Josep Piulats, MD
The overall and prostate-specific antigen (PSA) response rates observed with the PARP inhibitor rucaparib (Rubraca) could be a game-changer for the metastatic castration-resistant prostate cancer (mCRPC) patient population, explained Josep Piulats, MD.
“The important thing is that we have a really active drug in an important group of patients, even though they are not the majority of patients with prostate cancer,” said Piulats. “[In] exploring the clinical characteristics of these patients, this is a special population with a really bad prognosis.”
Preliminary data from the ongoing, single-arm, phase II TRITON2 trial, which were presented at the 2018 ESMO Congress, demonstrated a 44% confirmed objective response rate by investigator assessment among evaluable patients with BRCA1/2
-mutated mCRPC who received rucaparib. Additionally, there was a 51% confirmed PSA response in those who received the PARP inhibitor. The study, which is being conducted at 106 locations, is enrolling approximately 160 men with mCRPC who have germline or somatic BRCA1/2
mutations and evidence of a homologous recombination gene deficiency.
In October 2018, the FDA granted rucaparib a breakthrough therapy designation in this setting based on the TRITON2 findings.
In an interview with OncLive
, Piulats, a member of the Medical Oncology Unit at the Catalan Cancer Institute in Barcelona, Spain, and an investigator on the TRITON clinical trial program, discussed the TRITON2 data and how rucaparib could shift treatment for these biomarker-specific patients with mCRPC.
OncLive: What was the rationale to conduct this trial?
: We have known that DNA repair defects are present in a high number of patients with prostate cancer. We know that other diseases have [this deficiency] as well, and we know that PARP inhibitors work in that population. Why they work there is because of the principles of what we call synthetic lethality. These are tumors that carry DNA repair mutations, so they are not repairing the DNA. That is giving them an advantage as a tumor, but [our] advantage is that they still need to repair the DNA and they are depending on specific pathways. We can block these specific pathways, so if the cell cannot repair the DNA, then it just dies. That is the principle. What we do with PARP inhibitors is block these deficient pathways through BRCA1/2
or other mutations that are dependent.
Could you highlight the design of the trials and the efficacy data thus far?
TRITON2 has 3 cohorts: one cohort with patients with BRCA1
, and ATM

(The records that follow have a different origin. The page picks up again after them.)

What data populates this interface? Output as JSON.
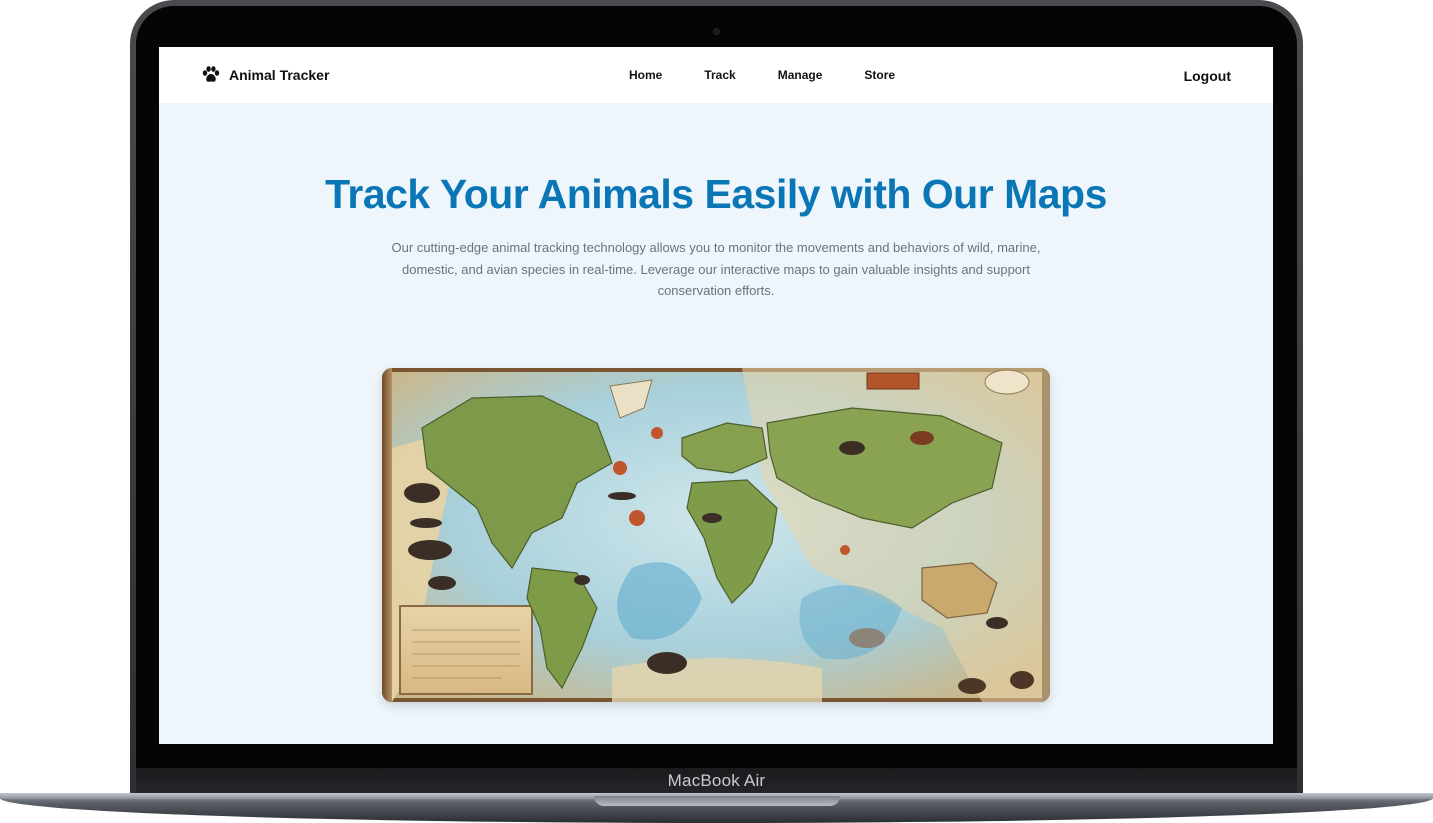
{
  "device": {
    "label": "MacBook Air"
  },
  "navbar": {
    "brand": "Animal Tracker",
    "brand_icon": "paw-icon",
    "links": [
      "Home",
      "Track",
      "Manage",
      "Store"
    ],
    "logout": "Logout"
  },
  "hero": {
    "title": "Track Your Animals Easily with Our Maps",
    "description": "Our cutting-edge animal tracking technology allows you to monitor the movements and behaviors of wild, marine, domestic, and avian species in real-time. Leverage our interactive maps to gain valuable insights and support conservation efforts."
  },
  "colors": {
    "accent": "#0a76b6",
    "background": "#eef6fc",
    "text_muted": "#6b7280"
  }
}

mutations with measurable disease, one with [these mutations] and without measurable disease, and one testing [rucaparib] in [patients with] different DNA defects in which we still don’t know if they will respond to PARP inhibition. [This third cohort] is to test the hypothesis that if there are other DNA defects in the pathway, [then perhaps those patients] can benefit from the treatment.
What we see is an amazing response by RECIST and by PSA. It is close to a 50% rate [for RECIST] and a little over 50% rate in PSA response. I would also like to make people remember that the drugs that we have approved for [patients with] prostate cancer in that indication have never shown these results. They are drugs that we consider to be active and are used in this patient population.
What does the safety profile of rucaparib look like in this patient population?
What we see from the safety results is that they are similar to what we have observed with other PARP inhibitors in other indications. With rucaparib, especially in ovarian cancer, it is very similar. It may be a little better tolerated in men than in women, but we don’t know if that [is related to the gender or another factor]. One of the things that we conclude is that we are not observing any major finding in toxicity and safety.
How common are germline DNA-repair mutations in patients with mCRPC?
Two years ago, there was a paper in the New England Journal of Medicine
of a population of patients from the United States and the United Kingdom. [Investigators] found that there were 12% of patients with these mutations in the germline level. In Spain, we have made an effort to collect almost 500 samples [to see how common it is]. These results show, more or less, exactly the same frequency and are similar with other populations.